The Death and Life of a Legendary Journalist

It's one of the worst cliches but here goes: they don't make 'em like that anymore.

Sydney Schanberg, one of the all-time great journalists, passed away this weekend and the perilous craft of investigative journalism has lost yet another of its finest.

He's probably best known for his courageous war zone reporting from Cambodia during the fall of Phnom Penh in 1975 and his chronicling of the savage genocide by Pol Pot and the Khmer Rouge. He won a prestigious Pulitzer for that but more importantly he showed the world another side of himself through his close relationship with his interpreter, Dith Pran.

Schanberg and Pran saved each other's lives during this period and forged a bond that was later chronicled in Schanberg's best-selling book, "The Death and Life of Dith Pran."

That book made it to the big screen ("The Killing Fields") and the relationship between Schanberg and Dith, played by Sam Waterston and Dr. Haing S. Ngor, was witnessed by millions who learned of this brutal episode in history through their dramatic tale of friendship and survival.
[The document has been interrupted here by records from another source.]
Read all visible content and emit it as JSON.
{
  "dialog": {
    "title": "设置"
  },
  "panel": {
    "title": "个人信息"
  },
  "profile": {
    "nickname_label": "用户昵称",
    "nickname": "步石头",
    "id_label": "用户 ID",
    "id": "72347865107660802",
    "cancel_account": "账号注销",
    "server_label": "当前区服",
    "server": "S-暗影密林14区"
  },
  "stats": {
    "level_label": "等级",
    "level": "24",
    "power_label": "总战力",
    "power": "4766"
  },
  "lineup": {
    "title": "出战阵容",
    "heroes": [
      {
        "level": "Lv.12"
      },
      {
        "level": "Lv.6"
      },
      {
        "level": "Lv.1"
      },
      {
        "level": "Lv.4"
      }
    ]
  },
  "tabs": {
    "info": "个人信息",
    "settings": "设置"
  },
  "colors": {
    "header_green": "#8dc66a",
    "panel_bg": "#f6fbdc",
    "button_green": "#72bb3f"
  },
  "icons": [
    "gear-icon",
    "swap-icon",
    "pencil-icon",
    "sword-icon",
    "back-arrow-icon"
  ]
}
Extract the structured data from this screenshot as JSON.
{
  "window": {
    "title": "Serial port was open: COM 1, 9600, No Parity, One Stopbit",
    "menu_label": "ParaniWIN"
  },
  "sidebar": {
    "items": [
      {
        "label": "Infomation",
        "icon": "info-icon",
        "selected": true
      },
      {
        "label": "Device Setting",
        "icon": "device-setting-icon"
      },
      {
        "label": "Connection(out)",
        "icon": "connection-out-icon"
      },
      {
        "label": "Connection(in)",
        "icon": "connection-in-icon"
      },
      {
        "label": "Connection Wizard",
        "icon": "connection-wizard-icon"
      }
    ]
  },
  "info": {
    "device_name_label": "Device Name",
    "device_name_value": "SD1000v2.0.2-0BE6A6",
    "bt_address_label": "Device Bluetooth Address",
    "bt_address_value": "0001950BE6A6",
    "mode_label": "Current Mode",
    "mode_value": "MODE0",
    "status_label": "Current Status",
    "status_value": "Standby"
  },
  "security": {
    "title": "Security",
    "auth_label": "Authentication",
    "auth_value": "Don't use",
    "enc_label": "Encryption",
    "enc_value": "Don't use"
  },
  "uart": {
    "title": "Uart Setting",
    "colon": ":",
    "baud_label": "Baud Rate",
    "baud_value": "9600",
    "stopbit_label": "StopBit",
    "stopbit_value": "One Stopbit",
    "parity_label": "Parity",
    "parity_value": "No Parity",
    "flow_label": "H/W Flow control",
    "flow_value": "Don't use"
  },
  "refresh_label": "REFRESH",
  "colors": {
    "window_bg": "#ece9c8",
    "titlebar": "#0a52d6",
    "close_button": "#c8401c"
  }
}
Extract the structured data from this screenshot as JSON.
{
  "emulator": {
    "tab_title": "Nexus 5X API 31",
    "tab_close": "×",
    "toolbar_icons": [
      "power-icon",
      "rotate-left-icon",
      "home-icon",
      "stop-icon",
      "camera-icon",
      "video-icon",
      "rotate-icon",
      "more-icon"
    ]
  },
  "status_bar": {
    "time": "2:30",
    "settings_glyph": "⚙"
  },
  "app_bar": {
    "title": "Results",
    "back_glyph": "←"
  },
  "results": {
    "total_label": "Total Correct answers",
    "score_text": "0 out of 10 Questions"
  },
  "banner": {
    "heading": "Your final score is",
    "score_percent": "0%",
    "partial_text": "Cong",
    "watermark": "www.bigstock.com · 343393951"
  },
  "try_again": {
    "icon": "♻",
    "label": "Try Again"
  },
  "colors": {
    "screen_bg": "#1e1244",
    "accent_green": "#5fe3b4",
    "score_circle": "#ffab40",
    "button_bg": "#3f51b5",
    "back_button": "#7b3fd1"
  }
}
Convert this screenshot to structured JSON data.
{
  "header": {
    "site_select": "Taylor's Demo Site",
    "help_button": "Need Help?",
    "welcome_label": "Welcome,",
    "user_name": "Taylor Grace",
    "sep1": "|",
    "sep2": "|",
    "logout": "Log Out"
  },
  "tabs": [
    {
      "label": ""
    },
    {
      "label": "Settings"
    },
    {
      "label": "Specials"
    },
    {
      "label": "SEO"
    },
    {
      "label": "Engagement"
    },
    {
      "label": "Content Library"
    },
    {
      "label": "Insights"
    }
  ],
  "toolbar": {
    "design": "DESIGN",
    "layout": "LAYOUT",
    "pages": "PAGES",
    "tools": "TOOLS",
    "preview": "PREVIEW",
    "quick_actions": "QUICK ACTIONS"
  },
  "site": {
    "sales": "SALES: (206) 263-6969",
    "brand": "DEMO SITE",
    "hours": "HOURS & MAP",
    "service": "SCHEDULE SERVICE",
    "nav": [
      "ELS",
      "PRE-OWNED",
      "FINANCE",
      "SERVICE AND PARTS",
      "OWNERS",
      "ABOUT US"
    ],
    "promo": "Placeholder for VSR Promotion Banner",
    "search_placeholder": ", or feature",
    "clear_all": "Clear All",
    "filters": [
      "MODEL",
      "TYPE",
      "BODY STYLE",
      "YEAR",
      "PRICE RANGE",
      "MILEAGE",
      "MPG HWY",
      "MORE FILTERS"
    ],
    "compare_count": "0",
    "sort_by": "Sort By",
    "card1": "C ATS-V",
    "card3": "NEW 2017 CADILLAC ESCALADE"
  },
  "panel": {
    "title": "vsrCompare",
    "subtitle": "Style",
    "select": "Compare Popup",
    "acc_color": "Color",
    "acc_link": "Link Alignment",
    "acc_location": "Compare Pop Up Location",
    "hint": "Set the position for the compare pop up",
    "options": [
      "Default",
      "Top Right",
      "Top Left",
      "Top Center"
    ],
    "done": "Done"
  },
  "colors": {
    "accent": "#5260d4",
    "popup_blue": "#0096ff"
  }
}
Schanberg was a prickly, hard-bitten journalist who didn't suffer fools. After his return from Cambodia, he was on the fast track at The New York Times: first as Metropolitan Editor and then as an Op-Ed columnist on The Times vaunted opinion page twice a week, covering metro matters. A column in The Times is generally akin to an appointment to the Supreme Court -- you either retire or die in that post.

But Sydney Schanberg wasn't your typical columnist and he wasn't your typical Timesman. He always spoke truth to power, going after rapacious developers like Donald Trump and Harry Macklowe, and shining a light on other miscreants in Gotham.

His unrelenting criticism of The Times coverage of Westway, a controversial waterfront road project that will forever be linked to Donald Trump, ultimately led to his journalistic demise. He was unceremoniously dumped from the Times op-Ed page and he became a media wanderer for the next few decades.

I got to know Schanberg in 1985 at The Times when I interviewed to be his assistant. We had a candid conversation, he seemed to like me and I walked out feeling good about my prospects. And then a phone call from him came two days later: "You were great, but I'm a sexist and I like to have female assistants so I'm not going to hire you," were the disarmingly candid words he uttered. "But I'd like you to freelance for me and do research for some of my investigative columns, ok?"

Sure, I replied, and we vowed to get together in a few weeks to discuss this potential gig.

It never happened, however, because just a few weeks later his column was discontinued and he was off to another newspaper, New York Newsday.

Fast forward 15 years later and I was the publisher and co-owner of a group of weekly newspapers in Manhattan. I had an idea to start a political weekly newspaper, titled "City Hall," and I was looking for a high-profile editor. I called Sydney Schanberg. He was available and he liked my idea.

For the next few months we worked closely together on this new newspaper. He was happy to create a hard-hitting publication that would shine a bright light on malfeasance in City government. He mocked up a number of front pages and interior sections in pencil, all with creative ideas and biting sensibility. This was in August of 2001. We planned a launch date of October that year.

But alas, the Twin Towers came tumbling down a few weeks later and it was not a propitious time to launch a newspaper in lower Manhattan, where the air still reeked of 9/11.

Sydney Schanberg gracefully told me that he understood our poor timing and that he was going to move on but to keep in touch if we ever wanted to re-visit the City Hall newspaper idea.

I eventually was able to launch that newspaper in 2006, five years later, incorporating some of Sydney's ideas and zeal for covering government.

And now, as I plan the 10th Anniversary issue and gala for the publication we first conceived in 2001 (now called "City and State"), comes word of Sydney Schanberg's death at 82, of a heart attack.

I hope that his passing can be a lesson to all of us who toil in media that we can give in to the better angels of our nature and be more like Sydney Schanberg. His reporting from Cambodia, his extraordinary friendship with Dith Pran, his tough-nosed columns about New York's rogues gallery of characters, they all added up to an extraordinary career.

When I went to Columbia Journalism School in 1985, just before I met Sydney Schanberg, we were taught that good journalism "comforts the afflicted and afflicts the comfortable."

Sydney Schanberg's life work embodies that motto.

Tom Allon, the president of City & State, was a Liberal Party backed candidate for Mayor in 2012.